The World Economic Forum's recently released 2010 Global Gender Gap Rankings paint "an appalling portrait" of Prime Minister Silvio Berluscioni's Italy, says Barbie Nadeau in Newsweek. Other European countries have been working toward greater gender equality, says Nadeau, but "Berlusconi has led the charge in the opposite direction, effectively stifling women by creating a world in which they are seen first and foremost as sex objects instead of professional equals." Italy ranked 74th for its treatment of women — seven places lower than when Berlusconi returned to office in 2008, and one of the lowest rankings in the European Union. Here, a brief guide to the place of women in Berlusconi's Italy, by the numbers:
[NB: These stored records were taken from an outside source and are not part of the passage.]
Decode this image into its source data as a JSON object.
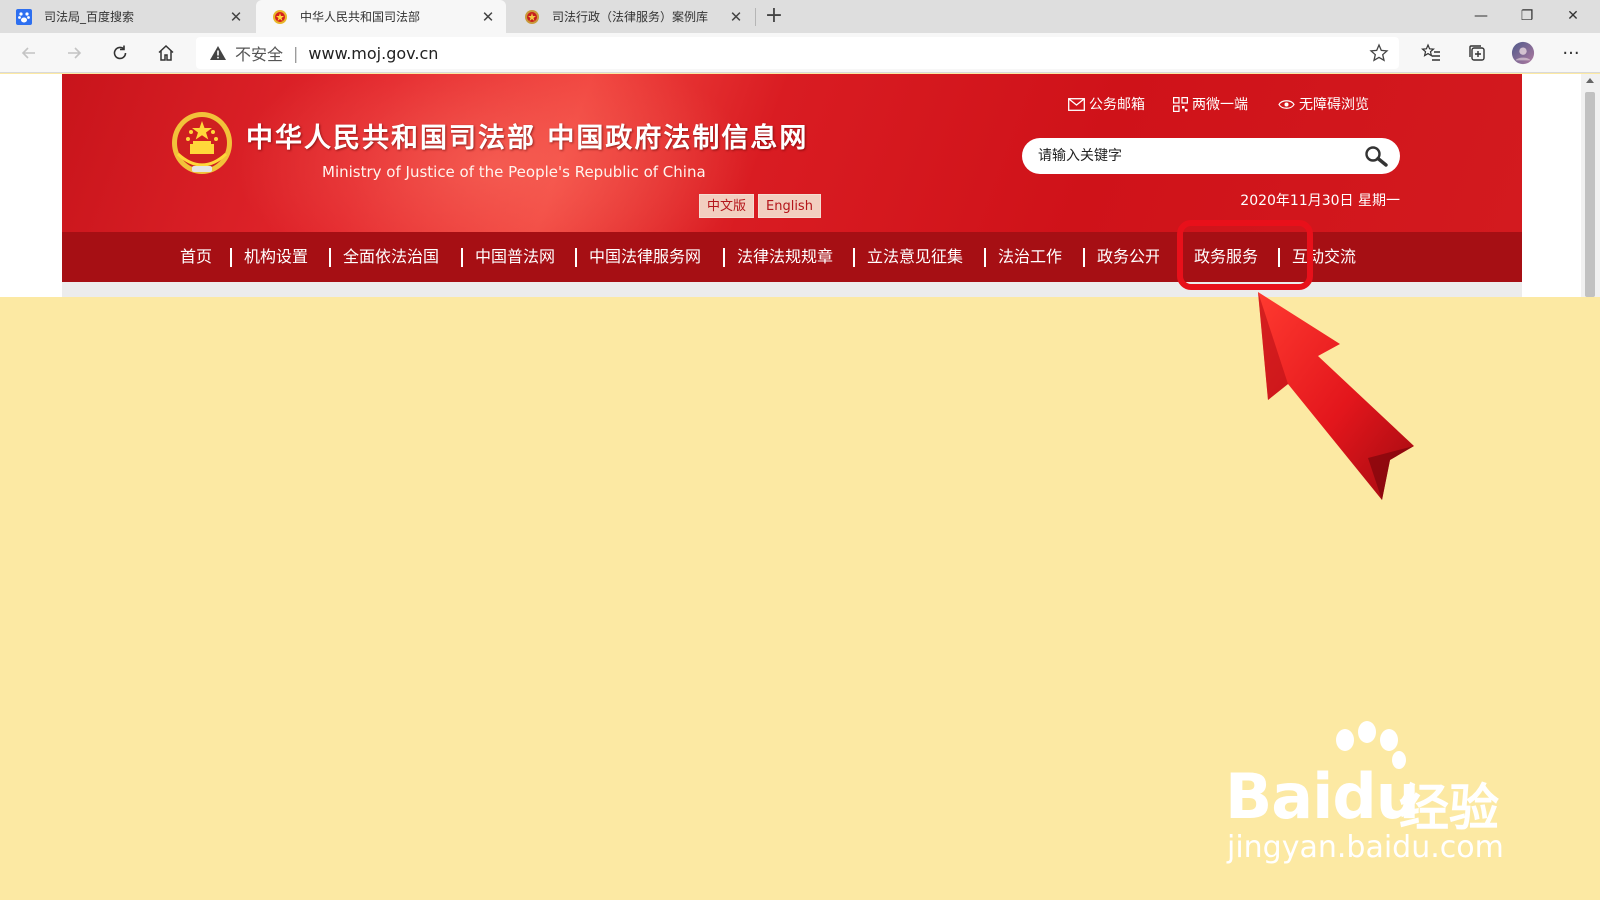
{
  "browser": {
    "tabs": [
      {
        "title": "司法局_百度搜索",
        "active": false
      },
      {
        "title": "中华人民共和国司法部",
        "active": true
      },
      {
        "title": "司法行政（法律服务）案例库",
        "active": false
      }
    ],
    "new_tab": "+",
    "window": {
      "minimize": "—",
      "maximize": "❐",
      "close": "✕"
    },
    "security_label": "不安全",
    "url": "www.moj.gov.cn"
  },
  "site": {
    "title": "中华人民共和国司法部  中国政府法制信息网",
    "subtitle": "Ministry of Justice of the People's Republic of China",
    "lang": {
      "cn": "中文版",
      "en": "English"
    },
    "toplinks": {
      "mail": "公务邮箱",
      "wechat": "两微一端",
      "accessible": "无障碍浏览"
    },
    "search_placeholder": "请输入关键字",
    "date": "2020年11月30日 星期一",
    "nav": [
      "首页",
      "机构设置",
      "全面依法治国",
      "中国普法网",
      "中国法律服务网",
      "法律法规规章",
      "立法意见征集",
      "法治工作",
      "政务公开",
      "政务服务",
      "互动交流"
    ]
  },
  "annotation": {
    "highlighted_nav": "政务服务"
  },
  "watermark": {
    "brand": "Bai",
    "brand_tail": "du",
    "brand_cn": "经验",
    "url": "jingyan.baidu.com"
  },
  "colors": {
    "brand_red": "#d31a1f",
    "nav_red": "#a60f14",
    "page_bg": "#fce9a3",
    "highlight": "#e8101a"
  }
}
Italy's ranking in the 2010 World Economic Forum Global Gender Gap Report

The United States' ranking

Kazakhstan's ranking

20 percent
How much less Italian women earn than their male counterparts

45 percent
The percentage of Italian women who work outside the home — compared with 80 percent of Norwegian women

Hours a week that Italian women with jobs outside the home spend on housework

Hours a week that American women with jobs outside the home spend on housework

Leisure minutes Italian men get each day beyond what their female counterparts get

70 percent
The percentage of Italian men who have never used a stove

95 percent
The percentage of Italian men who have never used a washing machine

Over 100,000
The number of women who signed a petition titled "Berlusconi Offends Us" last year after he told a female opposition member of parliament "you're more beautiful than you are intelligent"

6th place
Ranking Mara Carfagna, Italy's minister of equality, took in the 1997 Miss Italy contest. Berlusconi appointed Carfagna, a former topless model, to the position in 2008, after telling her he would "gladly marry her" if he didn't already have a wife. Mrs. Berlusconi reportedly was not amused by the comment.

95 percent
Share of the Italian TV market under Berlusconi's control — he owns 45 percent, and presides over state television, 50 percent of the market, as prime minister. With the "parade of prurience" on prime time, "the media make it clear that men are men, and women are window dressing," says Barbie Nadeau in Newsweek.

The age of Italian Prime Minister Silvio Berlusconi

The birthday "aspiring" TV presenter Noemi Letizia was celebrating last year when Berlusconi, whom she calls "Daddy", dropped by with a gift for her. Berlusconi's former wife, Veronica Lario, announced she was divorcing him shortly thereafter, saying "I cannot stay with a man who frequents minors."

The age of the runaway Moroccan belly dancer at the center of Berlusconi's most recent sex scandal

The age of Berlusconi's youngest child, Luigi

Sources: Bloomberg, Newsweek, The Week, NPR, Womensphere, Daily Mail, The Economist, Guardian (2)